*Required work:* Throughout the material, count the lines with the word "Recommender" in them, and answer with only the figure.

**** The records

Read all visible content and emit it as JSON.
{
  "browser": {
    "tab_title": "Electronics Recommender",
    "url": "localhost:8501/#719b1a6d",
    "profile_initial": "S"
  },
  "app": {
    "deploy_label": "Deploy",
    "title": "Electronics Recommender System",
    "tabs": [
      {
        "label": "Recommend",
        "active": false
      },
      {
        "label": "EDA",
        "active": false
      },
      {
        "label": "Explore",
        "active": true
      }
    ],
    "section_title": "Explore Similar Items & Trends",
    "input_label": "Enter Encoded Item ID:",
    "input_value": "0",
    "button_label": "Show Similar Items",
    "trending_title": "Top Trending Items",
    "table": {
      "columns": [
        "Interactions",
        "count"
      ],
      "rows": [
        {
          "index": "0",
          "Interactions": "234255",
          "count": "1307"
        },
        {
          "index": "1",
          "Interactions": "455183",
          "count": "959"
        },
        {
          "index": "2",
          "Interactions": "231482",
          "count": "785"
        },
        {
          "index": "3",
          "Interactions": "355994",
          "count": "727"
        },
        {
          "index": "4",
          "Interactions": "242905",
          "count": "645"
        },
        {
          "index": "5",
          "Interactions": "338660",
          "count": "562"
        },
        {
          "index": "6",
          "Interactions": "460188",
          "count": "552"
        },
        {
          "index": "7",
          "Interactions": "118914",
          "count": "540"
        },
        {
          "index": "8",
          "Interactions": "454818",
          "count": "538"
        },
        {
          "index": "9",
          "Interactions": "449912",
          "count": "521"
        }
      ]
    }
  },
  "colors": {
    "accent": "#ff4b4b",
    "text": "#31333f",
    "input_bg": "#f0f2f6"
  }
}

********
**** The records

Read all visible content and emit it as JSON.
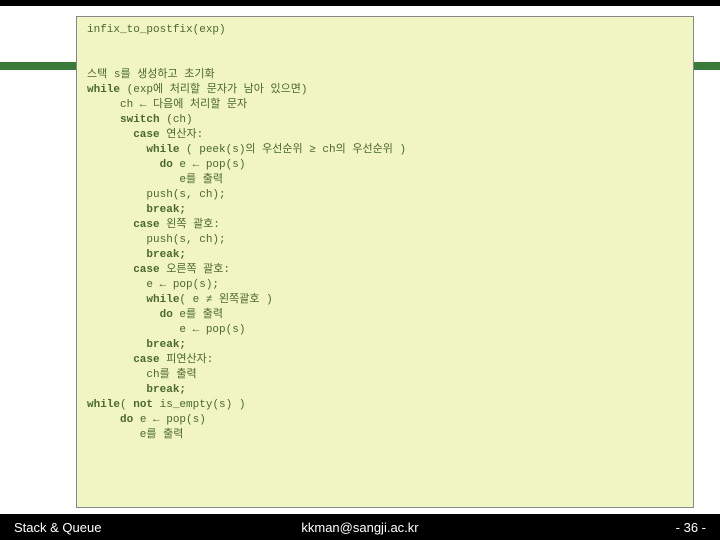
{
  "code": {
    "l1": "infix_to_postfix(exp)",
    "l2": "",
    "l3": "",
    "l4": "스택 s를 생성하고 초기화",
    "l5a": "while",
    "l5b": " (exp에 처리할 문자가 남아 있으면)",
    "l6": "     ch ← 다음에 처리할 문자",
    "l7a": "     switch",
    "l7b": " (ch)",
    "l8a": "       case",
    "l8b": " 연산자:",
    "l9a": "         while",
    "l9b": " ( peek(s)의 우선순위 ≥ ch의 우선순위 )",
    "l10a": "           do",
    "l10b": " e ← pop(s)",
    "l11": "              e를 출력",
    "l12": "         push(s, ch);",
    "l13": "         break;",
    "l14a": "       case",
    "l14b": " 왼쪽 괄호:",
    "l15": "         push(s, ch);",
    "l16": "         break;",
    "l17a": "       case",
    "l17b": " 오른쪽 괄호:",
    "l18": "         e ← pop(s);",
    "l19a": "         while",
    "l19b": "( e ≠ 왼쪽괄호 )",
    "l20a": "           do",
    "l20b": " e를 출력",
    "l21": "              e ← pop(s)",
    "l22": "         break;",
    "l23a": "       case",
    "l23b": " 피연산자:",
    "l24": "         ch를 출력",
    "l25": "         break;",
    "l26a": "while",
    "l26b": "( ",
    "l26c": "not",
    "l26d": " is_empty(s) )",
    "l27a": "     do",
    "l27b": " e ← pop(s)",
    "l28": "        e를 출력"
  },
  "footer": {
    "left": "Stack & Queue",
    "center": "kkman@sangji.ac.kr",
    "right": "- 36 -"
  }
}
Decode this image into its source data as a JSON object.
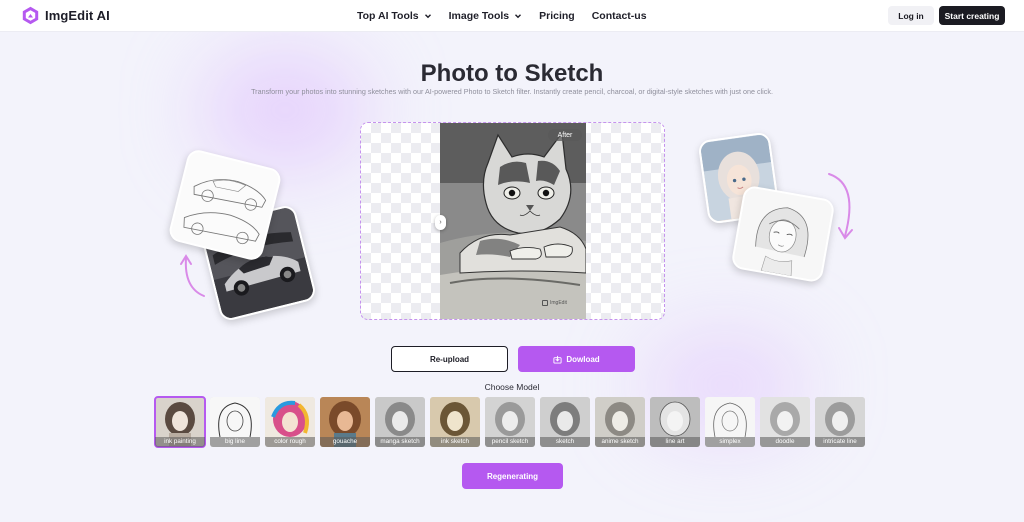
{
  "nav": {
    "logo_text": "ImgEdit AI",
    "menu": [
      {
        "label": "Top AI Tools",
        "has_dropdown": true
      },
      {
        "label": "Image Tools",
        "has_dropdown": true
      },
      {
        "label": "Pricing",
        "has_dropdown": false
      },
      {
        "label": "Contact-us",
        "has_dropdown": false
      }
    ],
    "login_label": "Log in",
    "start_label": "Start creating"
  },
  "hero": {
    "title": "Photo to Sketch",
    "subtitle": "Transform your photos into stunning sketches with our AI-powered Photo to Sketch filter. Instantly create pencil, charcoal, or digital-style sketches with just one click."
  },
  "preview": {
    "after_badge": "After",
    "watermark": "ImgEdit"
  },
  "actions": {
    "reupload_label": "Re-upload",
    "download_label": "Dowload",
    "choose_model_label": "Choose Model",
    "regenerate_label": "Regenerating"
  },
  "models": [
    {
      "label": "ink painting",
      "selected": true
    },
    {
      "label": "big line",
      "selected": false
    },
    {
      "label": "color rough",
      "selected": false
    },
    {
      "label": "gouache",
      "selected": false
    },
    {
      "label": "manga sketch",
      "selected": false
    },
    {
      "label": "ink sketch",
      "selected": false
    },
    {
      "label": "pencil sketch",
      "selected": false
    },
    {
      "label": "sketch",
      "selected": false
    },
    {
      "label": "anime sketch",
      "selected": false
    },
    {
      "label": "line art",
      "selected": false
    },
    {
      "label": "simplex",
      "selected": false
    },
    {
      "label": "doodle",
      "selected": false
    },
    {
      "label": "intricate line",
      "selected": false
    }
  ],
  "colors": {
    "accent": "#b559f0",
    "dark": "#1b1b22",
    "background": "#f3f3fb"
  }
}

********

*Answer space:* 2